Input data:
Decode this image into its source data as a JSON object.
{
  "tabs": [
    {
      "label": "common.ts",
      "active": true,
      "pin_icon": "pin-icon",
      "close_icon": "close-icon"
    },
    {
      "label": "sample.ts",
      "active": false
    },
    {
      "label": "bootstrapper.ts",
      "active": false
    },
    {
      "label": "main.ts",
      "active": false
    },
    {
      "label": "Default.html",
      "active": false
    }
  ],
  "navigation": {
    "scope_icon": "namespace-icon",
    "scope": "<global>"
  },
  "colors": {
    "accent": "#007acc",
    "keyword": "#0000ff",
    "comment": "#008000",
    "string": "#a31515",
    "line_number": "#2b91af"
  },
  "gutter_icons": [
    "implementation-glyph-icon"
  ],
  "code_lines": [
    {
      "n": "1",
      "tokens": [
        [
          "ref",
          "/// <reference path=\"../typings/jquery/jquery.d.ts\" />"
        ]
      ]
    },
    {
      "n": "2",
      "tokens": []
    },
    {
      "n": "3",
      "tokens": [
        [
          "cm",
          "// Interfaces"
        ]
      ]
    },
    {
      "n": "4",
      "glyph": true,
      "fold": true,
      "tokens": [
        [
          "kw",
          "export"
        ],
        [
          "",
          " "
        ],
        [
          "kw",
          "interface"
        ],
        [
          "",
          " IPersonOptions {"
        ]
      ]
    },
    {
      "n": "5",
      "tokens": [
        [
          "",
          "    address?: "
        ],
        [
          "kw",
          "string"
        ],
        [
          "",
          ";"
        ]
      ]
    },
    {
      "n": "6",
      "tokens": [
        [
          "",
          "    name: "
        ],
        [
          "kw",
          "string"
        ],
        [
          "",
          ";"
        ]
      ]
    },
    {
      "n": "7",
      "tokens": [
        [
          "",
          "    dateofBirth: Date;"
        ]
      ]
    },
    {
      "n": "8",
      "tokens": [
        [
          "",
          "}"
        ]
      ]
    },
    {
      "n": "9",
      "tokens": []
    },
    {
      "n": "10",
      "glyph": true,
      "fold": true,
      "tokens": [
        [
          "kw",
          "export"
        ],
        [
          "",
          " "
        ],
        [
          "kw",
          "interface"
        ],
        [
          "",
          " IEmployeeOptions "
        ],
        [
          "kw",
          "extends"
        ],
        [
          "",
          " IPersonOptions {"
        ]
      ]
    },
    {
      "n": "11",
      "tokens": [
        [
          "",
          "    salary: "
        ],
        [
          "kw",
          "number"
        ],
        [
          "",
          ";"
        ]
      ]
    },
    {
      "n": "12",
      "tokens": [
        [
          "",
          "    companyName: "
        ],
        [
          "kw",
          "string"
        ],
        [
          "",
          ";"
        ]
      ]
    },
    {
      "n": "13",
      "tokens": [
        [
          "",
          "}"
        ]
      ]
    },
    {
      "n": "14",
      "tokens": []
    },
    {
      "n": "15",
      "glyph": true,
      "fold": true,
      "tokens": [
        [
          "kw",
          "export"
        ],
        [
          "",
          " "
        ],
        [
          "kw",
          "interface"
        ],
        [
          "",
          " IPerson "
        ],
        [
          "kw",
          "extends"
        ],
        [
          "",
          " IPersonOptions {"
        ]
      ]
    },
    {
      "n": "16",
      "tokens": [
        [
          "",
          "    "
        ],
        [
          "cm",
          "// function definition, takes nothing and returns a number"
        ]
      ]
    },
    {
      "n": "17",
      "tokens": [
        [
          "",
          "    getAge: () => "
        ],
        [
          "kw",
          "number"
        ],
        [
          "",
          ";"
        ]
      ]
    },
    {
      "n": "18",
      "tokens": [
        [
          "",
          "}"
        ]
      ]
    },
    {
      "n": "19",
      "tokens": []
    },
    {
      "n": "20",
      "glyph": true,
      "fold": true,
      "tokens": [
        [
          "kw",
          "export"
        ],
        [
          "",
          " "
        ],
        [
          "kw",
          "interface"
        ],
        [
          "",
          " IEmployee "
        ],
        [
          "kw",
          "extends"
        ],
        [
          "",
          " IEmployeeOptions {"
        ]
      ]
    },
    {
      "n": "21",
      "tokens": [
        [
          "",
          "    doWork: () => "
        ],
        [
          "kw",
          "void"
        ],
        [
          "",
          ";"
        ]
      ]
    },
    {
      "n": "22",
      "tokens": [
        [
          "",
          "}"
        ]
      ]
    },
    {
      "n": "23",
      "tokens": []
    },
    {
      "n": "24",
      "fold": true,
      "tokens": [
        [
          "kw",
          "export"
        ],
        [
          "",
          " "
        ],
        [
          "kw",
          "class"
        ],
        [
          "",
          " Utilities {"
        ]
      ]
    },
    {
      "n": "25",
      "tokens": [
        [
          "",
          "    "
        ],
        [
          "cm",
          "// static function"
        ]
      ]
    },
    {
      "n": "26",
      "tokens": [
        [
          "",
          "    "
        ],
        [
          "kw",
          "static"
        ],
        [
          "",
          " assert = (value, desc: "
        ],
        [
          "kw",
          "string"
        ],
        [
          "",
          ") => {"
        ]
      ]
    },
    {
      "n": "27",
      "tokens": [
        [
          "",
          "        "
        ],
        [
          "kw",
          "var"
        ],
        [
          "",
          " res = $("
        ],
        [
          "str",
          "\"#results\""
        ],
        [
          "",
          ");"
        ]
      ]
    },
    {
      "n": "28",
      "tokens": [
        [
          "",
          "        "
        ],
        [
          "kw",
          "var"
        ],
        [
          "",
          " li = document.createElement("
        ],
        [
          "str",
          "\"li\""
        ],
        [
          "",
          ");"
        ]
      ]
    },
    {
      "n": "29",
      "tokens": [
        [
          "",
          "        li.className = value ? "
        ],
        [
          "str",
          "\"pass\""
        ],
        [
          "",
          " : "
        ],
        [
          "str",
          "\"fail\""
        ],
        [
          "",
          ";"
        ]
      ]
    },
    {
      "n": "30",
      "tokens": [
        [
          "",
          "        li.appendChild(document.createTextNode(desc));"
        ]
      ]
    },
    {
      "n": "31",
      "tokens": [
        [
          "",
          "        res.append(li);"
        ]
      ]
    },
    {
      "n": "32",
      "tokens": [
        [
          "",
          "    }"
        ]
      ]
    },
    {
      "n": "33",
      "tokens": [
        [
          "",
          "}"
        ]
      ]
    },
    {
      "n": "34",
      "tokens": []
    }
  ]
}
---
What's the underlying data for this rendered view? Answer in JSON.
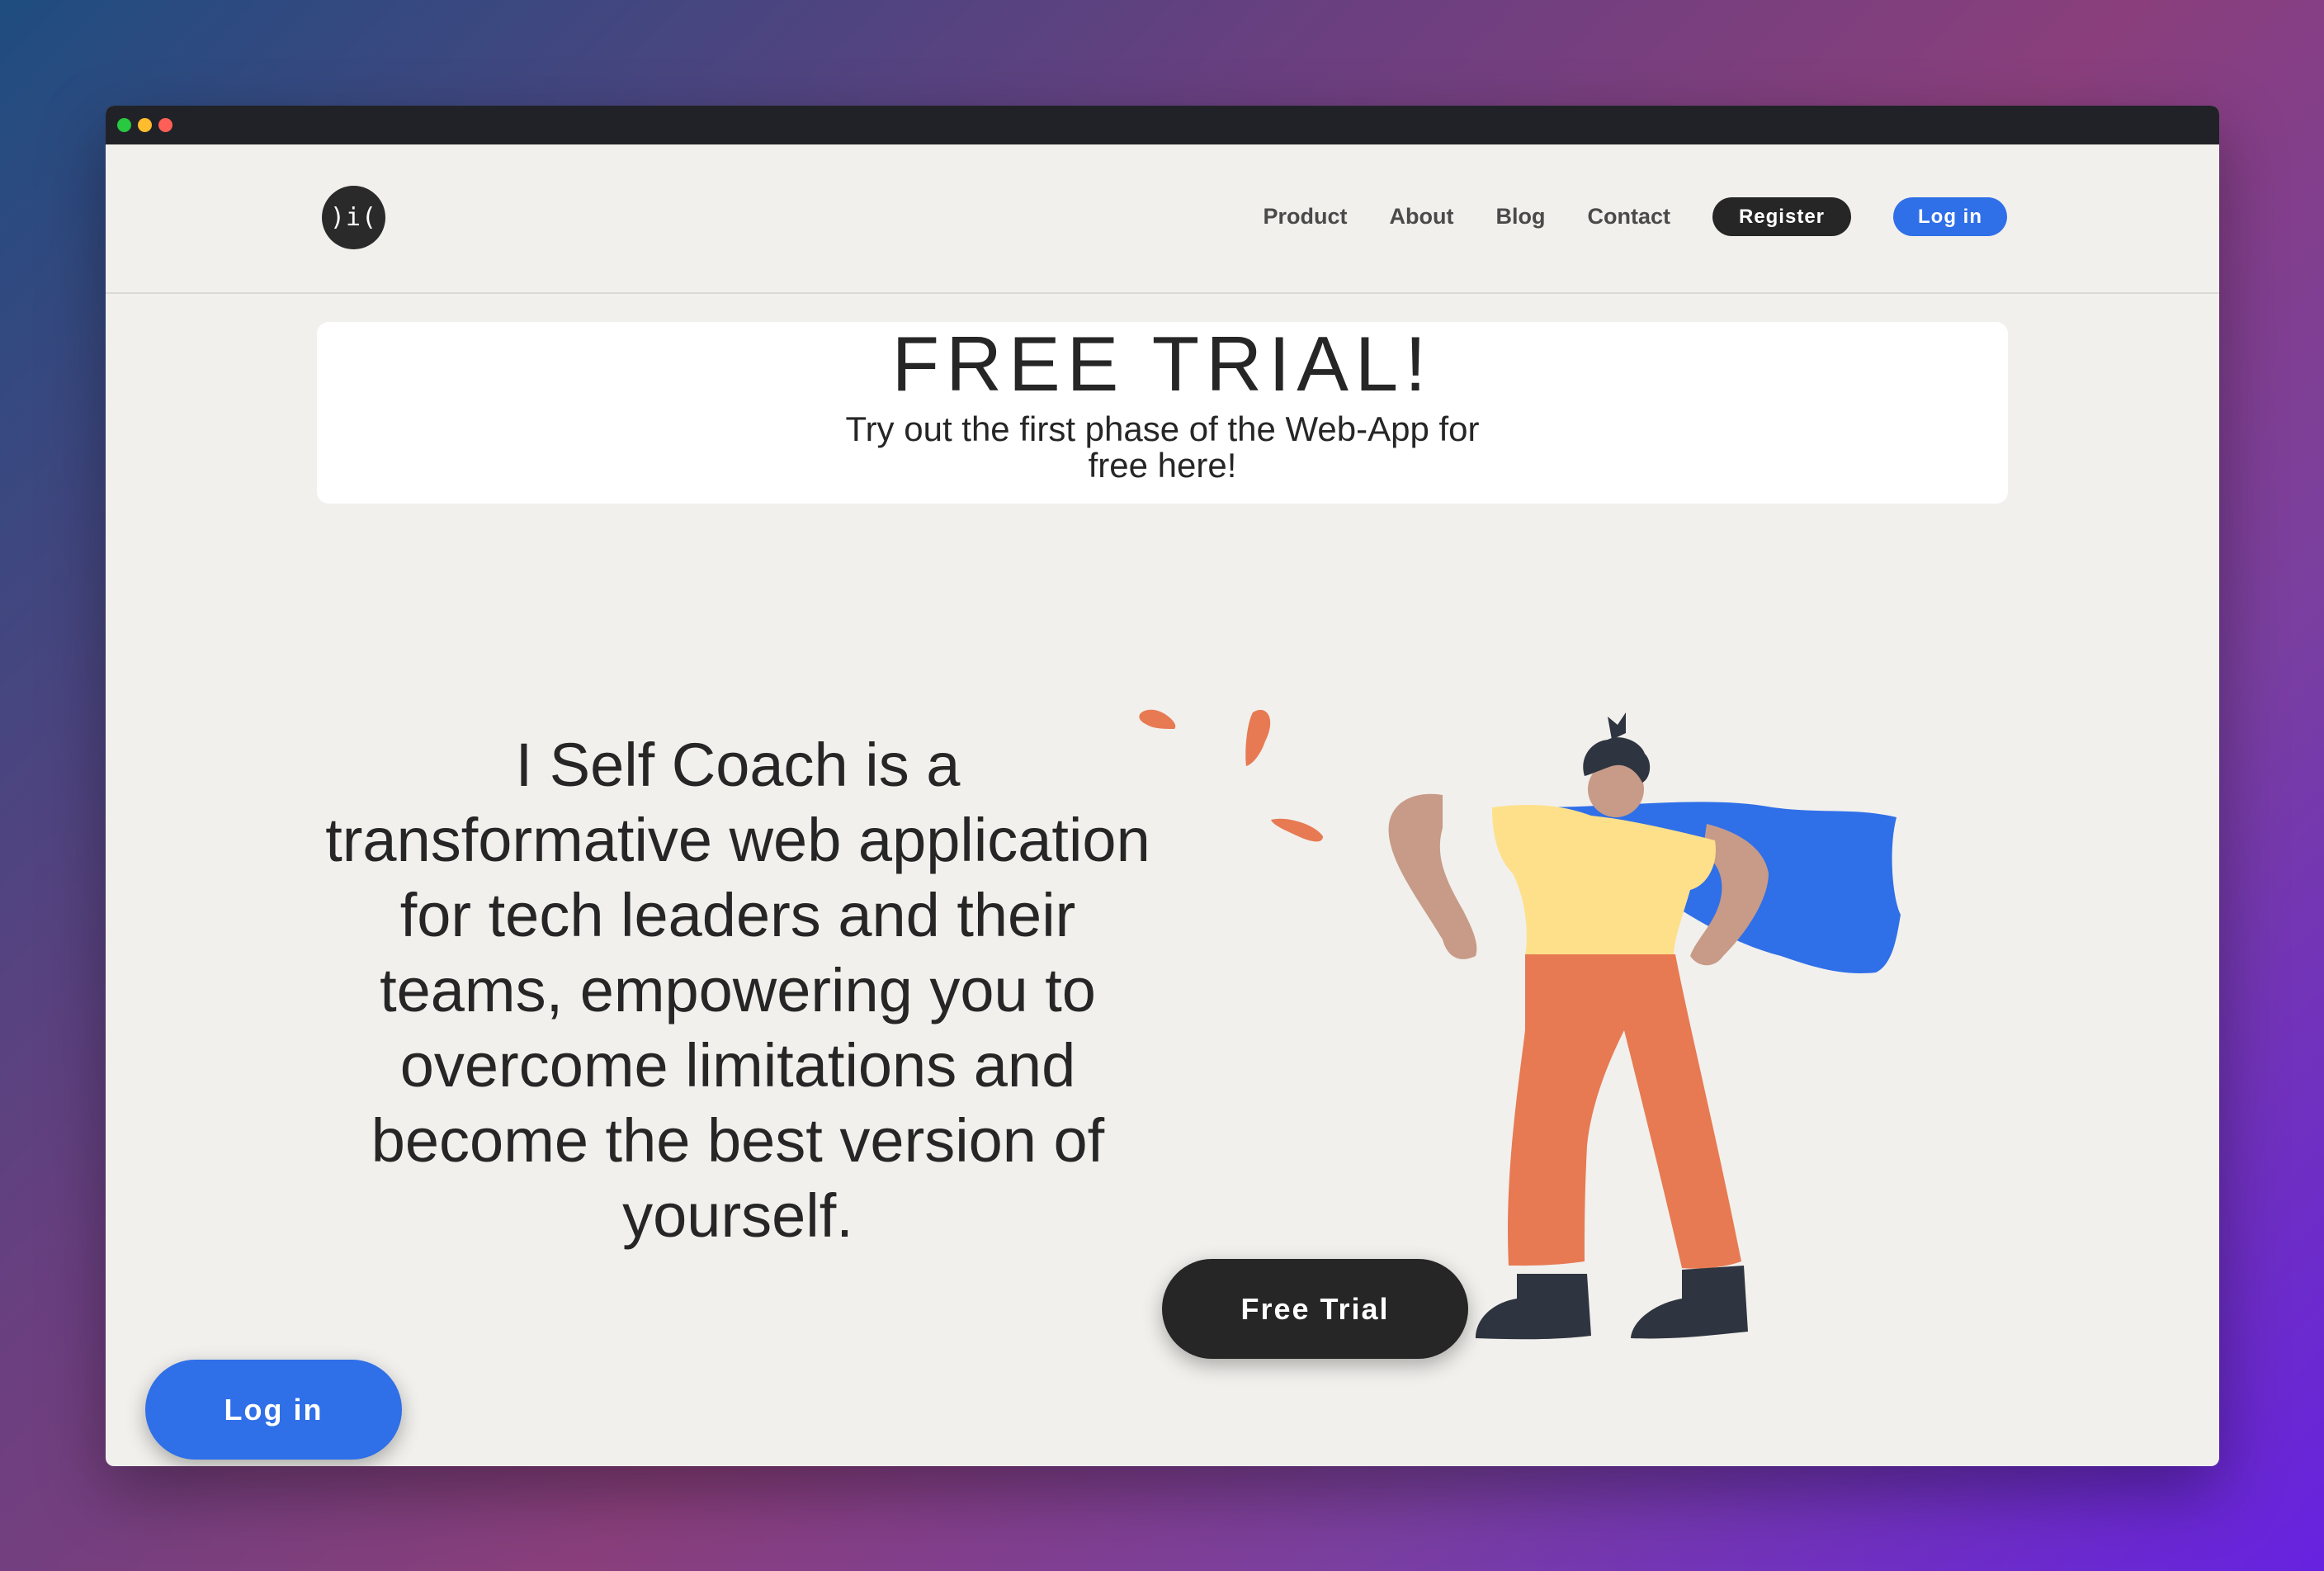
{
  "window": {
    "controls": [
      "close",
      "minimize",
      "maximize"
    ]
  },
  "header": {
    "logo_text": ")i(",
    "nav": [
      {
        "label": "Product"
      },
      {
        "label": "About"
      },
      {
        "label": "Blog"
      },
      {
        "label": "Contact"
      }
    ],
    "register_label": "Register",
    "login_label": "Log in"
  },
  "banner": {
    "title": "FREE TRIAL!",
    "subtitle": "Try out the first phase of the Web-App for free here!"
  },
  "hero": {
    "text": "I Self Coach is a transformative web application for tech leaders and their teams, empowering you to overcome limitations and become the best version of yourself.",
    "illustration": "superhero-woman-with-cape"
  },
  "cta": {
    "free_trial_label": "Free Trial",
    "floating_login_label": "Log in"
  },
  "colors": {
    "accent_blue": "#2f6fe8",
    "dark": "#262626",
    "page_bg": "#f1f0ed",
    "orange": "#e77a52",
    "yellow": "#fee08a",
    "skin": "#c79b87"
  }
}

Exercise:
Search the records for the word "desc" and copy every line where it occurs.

Output:
          " assert = (value, desc: "
          "        li.appendChild(document.createTextNode(desc));"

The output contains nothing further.